The Director General replied that the companies involved would include profit and not-for-profit organisations as well as trusts. It would include anyone who is willing to help.
Dr E Jassat (ANC) referred to a recent case where a child had been assumed to be retarded due to lack of academic progress. However, it was subsequently discovered that the child was in fact poorly sighted. An NGO in America has offered to donate an instrument with which it will be possible to test eyesight even in the most remote rural areas.
The Director General noted that the same problem is experienced with hearing disorders. As a result there is a pilot project to determine the extent of hearing disorders in the North West.
Dr Jassat referred to a paper by Dr Schultz on how to improve Human Resources planning. He suggested that the Committee engage with the doctor on this issue.
The Director General said that the Department would do this. Mr Mabope, Special Advisor to the Minister, stated that he had received an e-mail from her and would respond to it.
Ms C Dudley (ACDP) asked what has been done to ensure the availability of the drug Nevirapine.
The Director General responded that the registration of the drug has not yet been completed as new questions have emerged from the Medicines Control Council (MCC).
Ms Dudley also asked if the Department was considering the use of mosquito nets in the prevention of malaria.
Dr Ntsaluba replied that the pros and cons of using these are being investigated.

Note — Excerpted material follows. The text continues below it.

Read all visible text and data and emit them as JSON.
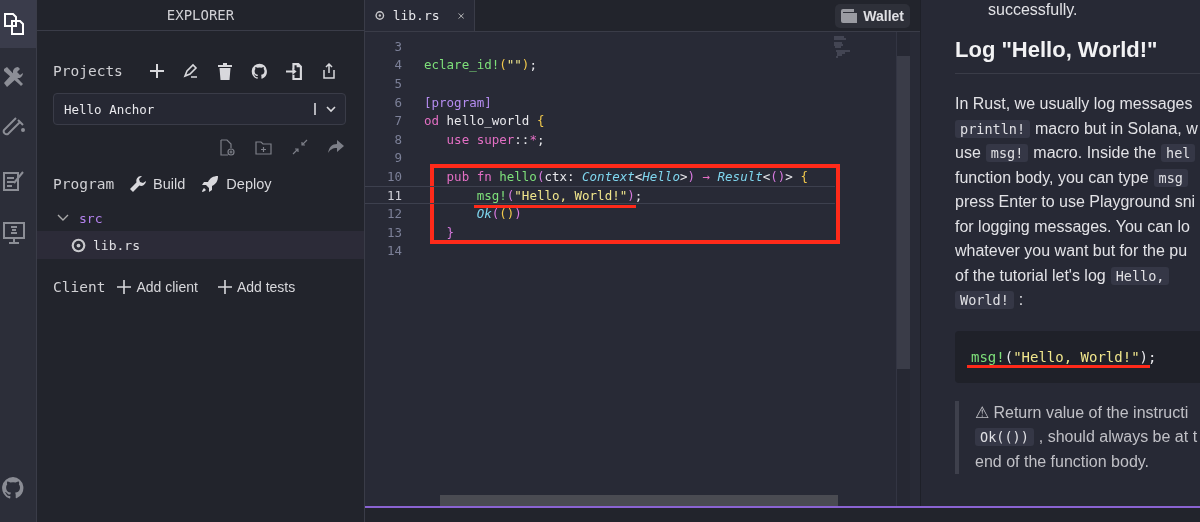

Ms Dudley wanted to hear more about what is being done about the issue of medical waste.
The Director General stated that the Department of Environmental Affairs and Tourism would publish the draft regulations later this year for public comment.
Ms F Marshoff (ANC) asked what was happening with the Cuban doctors’ project. She asked whether there was still a need for them and if agreements between the two governments had been renewed.
The Director General replied that these doctors are here in terms of a community service project. The Department has not reached the point where they can do without these doctors yet. Although there will be no significant increase in the number of the doctors brought in, they will replace those who leave by using other doctors from Cuba.
Ms Marshoff also asked how successful Batho Pele is in ensuring improved service delivery.
Mr R Mabope said that it would only be possible to answer this question once the results of the implementation of the Patients’ Rights Charter and the Quality Assurance Policy had been evaluated. The Department could then report back to the Committee.
Ms Marshoff asked if the conditional grant was a new grant or if it was locked into the Rehabilitation Grant.
Dr Ntsaluba replied that the Rehabilitation grant was not new. The focus however is on the Revitalisation Grant that is fairly new and encompasses the Hospital Rehabilitation Grant.
In answer to a query by Ms M Njobe (ANC) on immunisation statistics, the Director General stated that the target is to increase the immunisation figure to 80% by the end of 2004.
Mr M Ellis (DP) referred to the Minister’s comments on theft and corruption. He asked what is being done to prevent corruption before it occurs.
The Director General replied that in accordance with the Public Finance Management Act, all government institutions have to have anti-corruption measures in place by 30 March 2001. One of the pilot projects being implemented by the Department is a system of bar-codes.
The meeting had to be concluded due to time constraints. The Chair pointed out that members could submit written questions to which the Ministry and the Department would reply in writing.